They were married April 4, 1874, at Lyndon, IL, by the Rev. John Gray of the Baptist Church. To this couple were born ten children, Nettie in 1875, Libbie in 1881, Charles in 1883, Albert in 1885, Harry in 1886, Myrtle in 1888, Fern in 1892, Ralph in 1895, Herman in 1900 and Walter in 1902.
In 1891, Herman Schryver had his picture taken with the Erie Brass Band, standing in the middle holding a horse whip. Whether he could play any instrument or not is still debated. He farmed most of his life, and later moved into Erie. He built a house and served as a village policeman for a short time. He suffered from crippling arthritis, and died of tuberculosis on April 21, 1915, at his home in Erie. He was an avid gardener, even after he became ill. At that time, he was forced to have a chair placed at each end of the garden because he became so exhausted by the labor. Seeley Schryver stated that his grandmother, Ellla, peddled the garden produce in Erie. Herman was remembered as a stately man with the “Schryver nose” and thick red whiskers that later became white.
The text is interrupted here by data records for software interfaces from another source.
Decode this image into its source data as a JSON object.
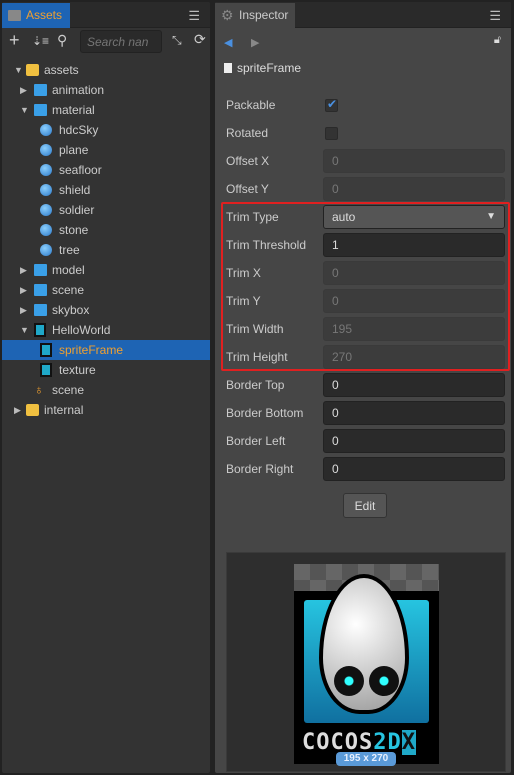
{
  "assets_panel": {
    "tab": "Assets",
    "search_placeholder": "Search nan",
    "tree": [
      {
        "label": "assets",
        "level": 0,
        "icon": "database-icon",
        "expanded": true
      },
      {
        "label": "animation",
        "level": 1,
        "icon": "folder-icon",
        "expanded": false
      },
      {
        "label": "material",
        "level": 1,
        "icon": "folder-icon",
        "expanded": true
      },
      {
        "label": "hdcSky",
        "level": 2,
        "icon": "material-icon"
      },
      {
        "label": "plane",
        "level": 2,
        "icon": "material-icon"
      },
      {
        "label": "seafloor",
        "level": 2,
        "icon": "material-icon"
      },
      {
        "label": "shield",
        "level": 2,
        "icon": "material-icon"
      },
      {
        "label": "soldier",
        "level": 2,
        "icon": "material-icon"
      },
      {
        "label": "stone",
        "level": 2,
        "icon": "material-icon"
      },
      {
        "label": "tree",
        "level": 2,
        "icon": "material-icon"
      },
      {
        "label": "model",
        "level": 1,
        "icon": "folder-icon",
        "expanded": false
      },
      {
        "label": "scene",
        "level": 1,
        "icon": "folder-icon",
        "expanded": false
      },
      {
        "label": "skybox",
        "level": 1,
        "icon": "folder-icon",
        "expanded": false
      },
      {
        "label": "HelloWorld",
        "level": 1,
        "icon": "image-icon",
        "expanded": true
      },
      {
        "label": "spriteFrame",
        "level": 2,
        "icon": "sprite-icon",
        "selected": true
      },
      {
        "label": "texture",
        "level": 2,
        "icon": "sprite-icon"
      },
      {
        "label": "scene",
        "level": 1,
        "icon": "scene-icon"
      },
      {
        "label": "internal",
        "level": 0,
        "icon": "database-icon",
        "expanded": false
      }
    ]
  },
  "inspector": {
    "tab": "Inspector",
    "asset_name": "spriteFrame",
    "props": [
      {
        "label": "Packable",
        "type": "checkbox",
        "checked": true
      },
      {
        "label": "Rotated",
        "type": "checkbox",
        "checked": false
      },
      {
        "label": "Offset X",
        "value": "0"
      },
      {
        "label": "Offset Y",
        "value": "0"
      },
      {
        "label": "Trim Type",
        "type": "select",
        "value": "auto"
      },
      {
        "label": "Trim Threshold",
        "value": "1",
        "editable": true
      },
      {
        "label": "Trim X",
        "value": "0"
      },
      {
        "label": "Trim Y",
        "value": "0"
      },
      {
        "label": "Trim Width",
        "value": "195"
      },
      {
        "label": "Trim Height",
        "value": "270"
      },
      {
        "label": "Border Top",
        "value": "0",
        "editable": true
      },
      {
        "label": "Border Bottom",
        "value": "0",
        "editable": true
      },
      {
        "label": "Border Left",
        "value": "0",
        "editable": true
      },
      {
        "label": "Border Right",
        "value": "0",
        "editable": true
      }
    ],
    "edit_label": "Edit",
    "preview_size": "195 x 270",
    "logo_text": "COCOS2DX",
    "highlight_color": "#e02020"
  }
}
The family (mostly the women) attended Erie Christian Church and it was from here that Herman was buried in an unmarked grave in Erie Cemetery.
In April of 1916, Ella Schryver, her sons Herman Jr. and Harry, and her brother, Barney Osborne, left Erie for the river bottoms near Williston, ND. They loaded a stock rail car with cattle and the family possessions. The men rode in the stock car, and Ella rode in the passenger car. It was here that Herman Jr. left to make it on his own. Harry married Blanche Mott on April 2, 1925, at Sidney, MT, and his mother lived with them. They continued to rent farmland in North Dakota.
In 1928, Ella’s brothers Henry and Jess Osborne enticed them to move to Chandler, OK. Ella, Harry and Blanche moved there in 1928.
In 1930, Ella Schryver returned to Erie and from that time on made her home with her sister, Elizabeth (Osborne) Blagg. It was there that she died on February 28, 1934. Her funeral was at Erie Christian Church and she was buried in an unmarked grave at Erie Cemetery.
(From John Morgren's "Schryver Family History")